What makes the Piedmont a distinct region of Virginia?
Most Virginians living just east of the Blue Ridge would recognize the term. Piedmont originally referred to the equivalent area between
the Alps and the Adriatic Sea in Northern Italy. There are other regions outside Virginia that are also "foothills," including the Arctic Foothills between the Brooks Range and the Arctic Ocean.
The name of the region (Piedmont="foot of mountain") provides a clue. According to the Encyclopedia Brittanica, "piedmont" is a geologic term that means:1
The Piedmont extends completely through Virginia, as a physiographic region east of the Blue Ridge. Culturally, the boundaries - or even the existence of the Piedmont as a distinct region - is less clear.
The northern Piedmont is a triangle between Washington, DC, Richmond, and Charlottesville. Virginia's fastest-growing counties are the suburbs of those urban centers. Highways connecting those cities are one way to establish boundaries for the region - I-95 on the east, I-66 on the north, US Route 29 on the west, and I-64 on the south.
The eastern boundary is the Fall Line. The western boundary of the Piedmont is near the Blue Ridge mountains, but can be drawn in different locations. A lumper might include the rise up to the crest of the Blue Ridge, while a "splitter" would stop at the base of the mountains and separate the Blue Ridge region from the foothills.
Source: US Geological Survey (USGS), Landforms of the Conterminous United States - A Digital Shaded-Relief Portrayal
the Piedmont is east of the Blue Ridge
Source: US Geological Survey (USGS), Ground Water Atlas of the United States (Figure 60)
The Piedmond Environmental Council is active in the Blue Ridge counties from Loudoun south to Albemarle. The organization focuses on what it describes as the "Northern Piedmont." It does not have land officers active in Fairfax, Prince William or Stafford counties in northern Virgnia, or Fluvanna, Louisa, or Goochland counties further south. There is a land officer across the Blue Ridge in Clarke County, reflecting that jurisdiction's historical linkage to the east in contrast to Frederick County.

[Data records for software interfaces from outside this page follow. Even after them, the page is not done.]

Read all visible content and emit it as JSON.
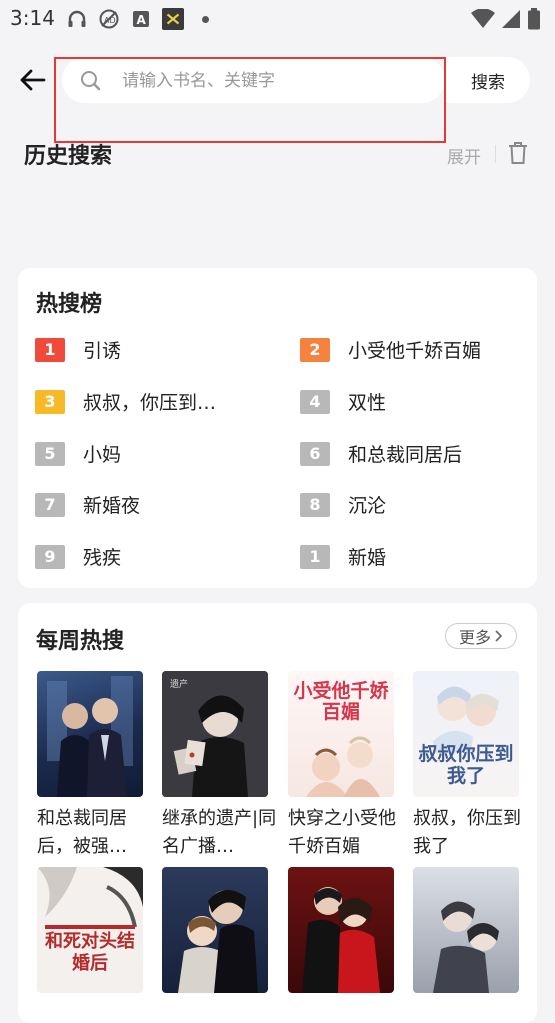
{
  "status_bar": {
    "time": "3:14"
  },
  "search": {
    "placeholder": "请输入书名、关键字",
    "button_label": "搜索"
  },
  "history": {
    "title": "历史搜索",
    "expand_label": "展开"
  },
  "hot_list": {
    "title": "热搜榜",
    "items": [
      {
        "rank": "1",
        "label": "引诱",
        "color": "#f04a3a"
      },
      {
        "rank": "2",
        "label": "小受他千娇百媚",
        "color": "#f5823e"
      },
      {
        "rank": "3",
        "label": "叔叔，你压到…",
        "color": "#f7b928"
      },
      {
        "rank": "4",
        "label": "双性",
        "color": "#b8b8b8"
      },
      {
        "rank": "5",
        "label": "小妈",
        "color": "#b8b8b8"
      },
      {
        "rank": "6",
        "label": "和总裁同居后",
        "color": "#b8b8b8"
      },
      {
        "rank": "7",
        "label": "新婚夜",
        "color": "#b8b8b8"
      },
      {
        "rank": "8",
        "label": "沉沦",
        "color": "#b8b8b8"
      },
      {
        "rank": "9",
        "label": "残疾",
        "color": "#b8b8b8"
      },
      {
        "rank": "1",
        "label": "新婚",
        "color": "#b8b8b8"
      }
    ]
  },
  "weekly": {
    "title": "每周热搜",
    "more_label": "更多",
    "books": [
      {
        "title": "和总裁同居后，被强…"
      },
      {
        "title": "继承的遗产|同名广播…"
      },
      {
        "title": "快穿之小受他千娇百媚",
        "cover_text": "小受他千娇百媚"
      },
      {
        "title": "叔叔，你压到我了",
        "cover_text": "叔叔你压到我了"
      },
      {
        "title": "",
        "cover_text": "和死对头结婚后"
      },
      {
        "title": ""
      },
      {
        "title": ""
      },
      {
        "title": ""
      }
    ]
  }
}
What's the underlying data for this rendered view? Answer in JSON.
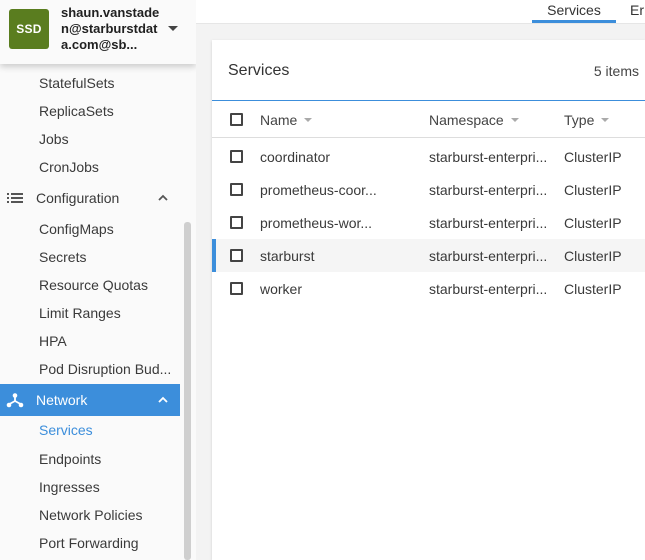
{
  "account": {
    "avatar_text": "SSD",
    "name": "shaun.vanstaden@starburstdata.com@sb..."
  },
  "sidebar": {
    "workloads_items": [
      "StatefulSets",
      "ReplicaSets",
      "Jobs",
      "CronJobs"
    ],
    "configuration": {
      "label": "Configuration",
      "icon": "list-icon",
      "items": [
        "ConfigMaps",
        "Secrets",
        "Resource Quotas",
        "Limit Ranges",
        "HPA",
        "Pod Disruption Bud..."
      ]
    },
    "network": {
      "label": "Network",
      "icon": "network-icon",
      "items": [
        "Services",
        "Endpoints",
        "Ingresses",
        "Network Policies",
        "Port Forwarding"
      ],
      "active_item": "Services"
    }
  },
  "tabs": {
    "services": "Services",
    "next": "Er"
  },
  "services_panel": {
    "title": "Services",
    "count": "5 items",
    "columns": {
      "name": "Name",
      "namespace": "Namespace",
      "type": "Type"
    },
    "rows": [
      {
        "name": "coordinator",
        "namespace": "starburst-enterpri...",
        "type": "ClusterIP"
      },
      {
        "name": "prometheus-coor...",
        "namespace": "starburst-enterpri...",
        "type": "ClusterIP"
      },
      {
        "name": "prometheus-wor...",
        "namespace": "starburst-enterpri...",
        "type": "ClusterIP"
      },
      {
        "name": "starburst",
        "namespace": "starburst-enterpri...",
        "type": "ClusterIP"
      },
      {
        "name": "worker",
        "namespace": "starburst-enterpri...",
        "type": "ClusterIP"
      }
    ],
    "selected_row": "starburst"
  },
  "colors": {
    "accent": "#3c8edb",
    "avatar": "#5a7d1f"
  }
}
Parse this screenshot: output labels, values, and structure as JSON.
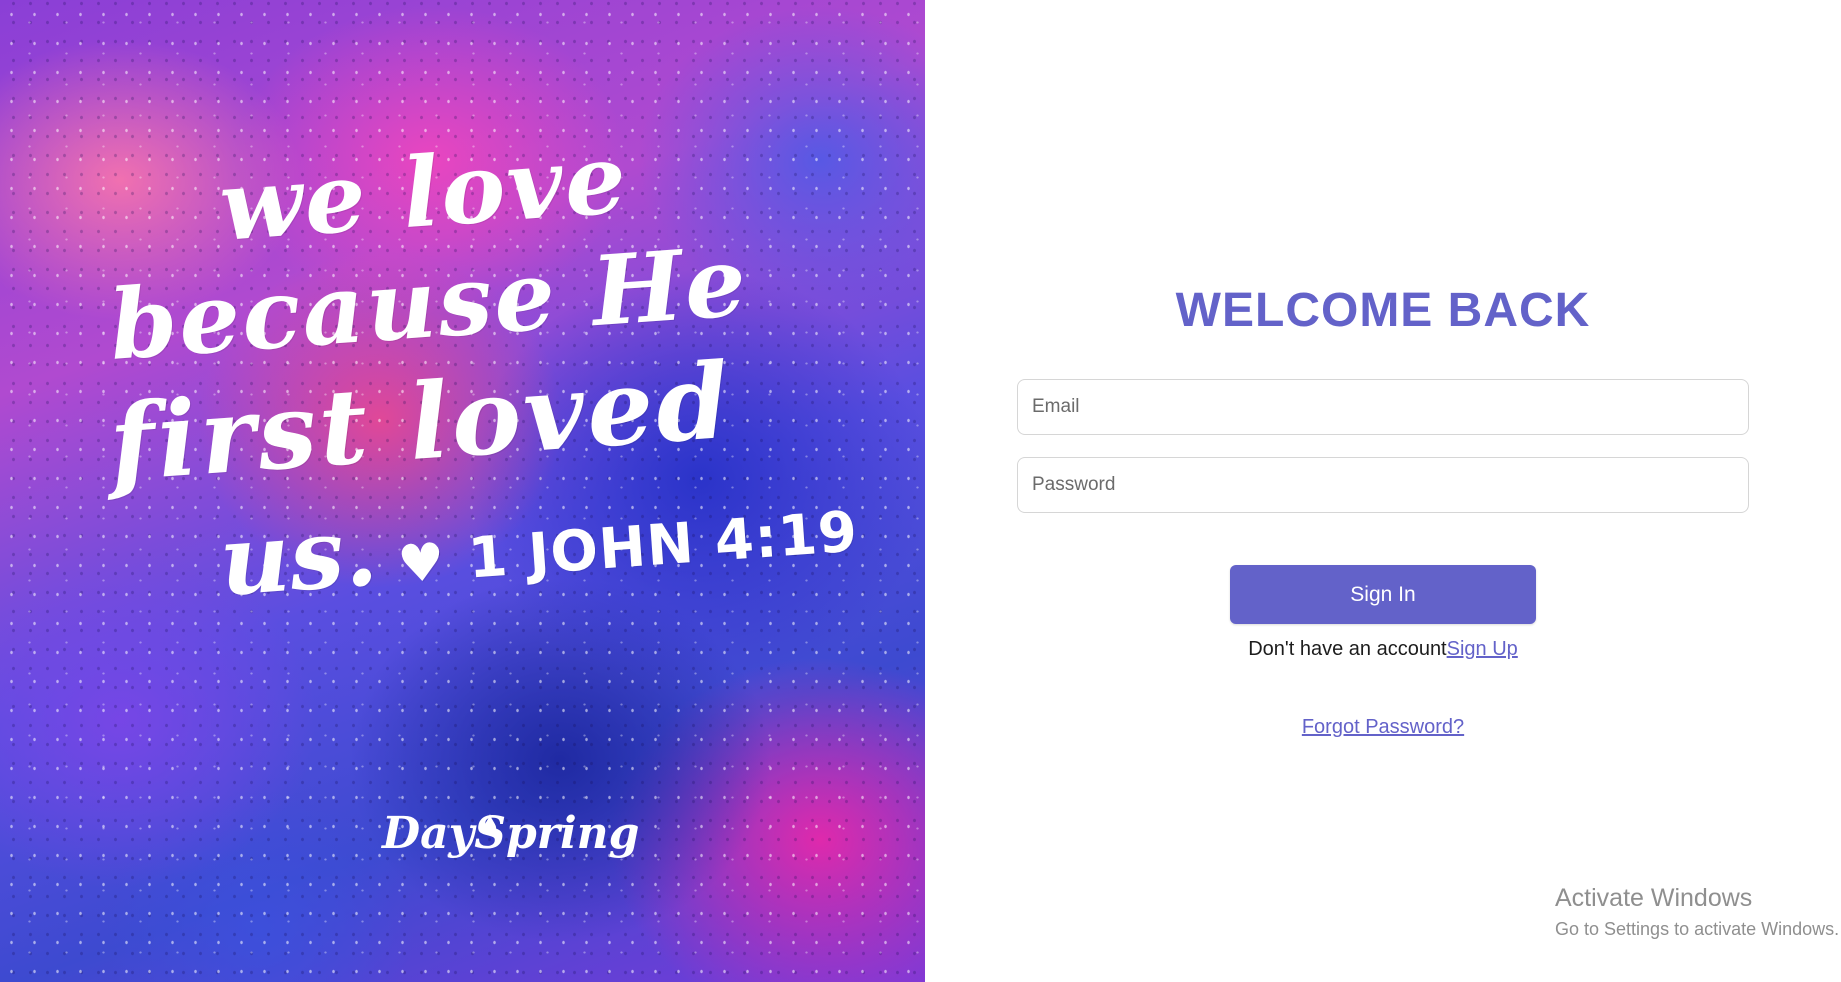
{
  "art": {
    "quote_line1": "we love",
    "quote_line2": "because He",
    "quote_line3": "first loved",
    "quote_line4": "us.",
    "heart_icon": "heart-icon",
    "reference": "1 JOHN 4:19",
    "brand": "DaySpring"
  },
  "login": {
    "title": "WELCOME BACK",
    "email_placeholder": "Email",
    "password_placeholder": "Password",
    "signin_label": "Sign In",
    "signup_prompt": "Don't have an account",
    "signup_link": "Sign Up",
    "forgot_link": "Forgot Password?"
  },
  "watermark": {
    "line1": "Activate Windows",
    "line2": "Go to Settings to activate Windows."
  },
  "colors": {
    "accent": "#6362c9",
    "text": "#1d1d1d",
    "border": "#d6d6d6"
  }
}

The boundaries of the cultural region known as the Piedmont in Virginia do not coincide with the physical boundaries accepted by geologists and hydrologists. The volcanic lava of the Blue Ridge extends far enough to the east to lie underneath Warrenton and Charlottesville, but most Virgininans would consider those communities to be in the Piedmont. Though Manassas, Fairfax City, and Falls Church are in the Piedmont physiographic province, those communities are most commonly considered to be part of Northern Virginia.
The Piedmont is composed, geologically, of a series of igneous and metamorphic rocks that were "smushed" onto the North American coninent in a series of collisions. The different terranes or chunks of rock were all squeezed and baked, so geologic faults are common. The August, 2011 earthquake occurred in the Choppawamsic Terrane, a former island arc of volcanoes that was compressed into North Anerica when the Iapetus Ocean closed.
Groundwater within the Piedmont province moves through the faults and fractures in the bedrock. A drinking water well could produce just a few gallons per minute, or hundreds, depending upon whether it intercepted a fracture. In contrast, to the east in the Coastal Plain the groundwater moves through unconsolidated sediments.
South of the James River around Lynchburg, there are many businesses and government offices with "Piedmont" in their name. The foothills of the mountains south of the river are also described as being part of Southside Virginia (stretching south to Danville) or even "central" Virginia (stretching east to Richmond), cultural regions separate from "The Piedmont" north of the James River.
The administrative boundaries of the Department of Environmental Quality regional offices are clearly not based on the physiographic boundaries of the Piedmont and Blue Ridge: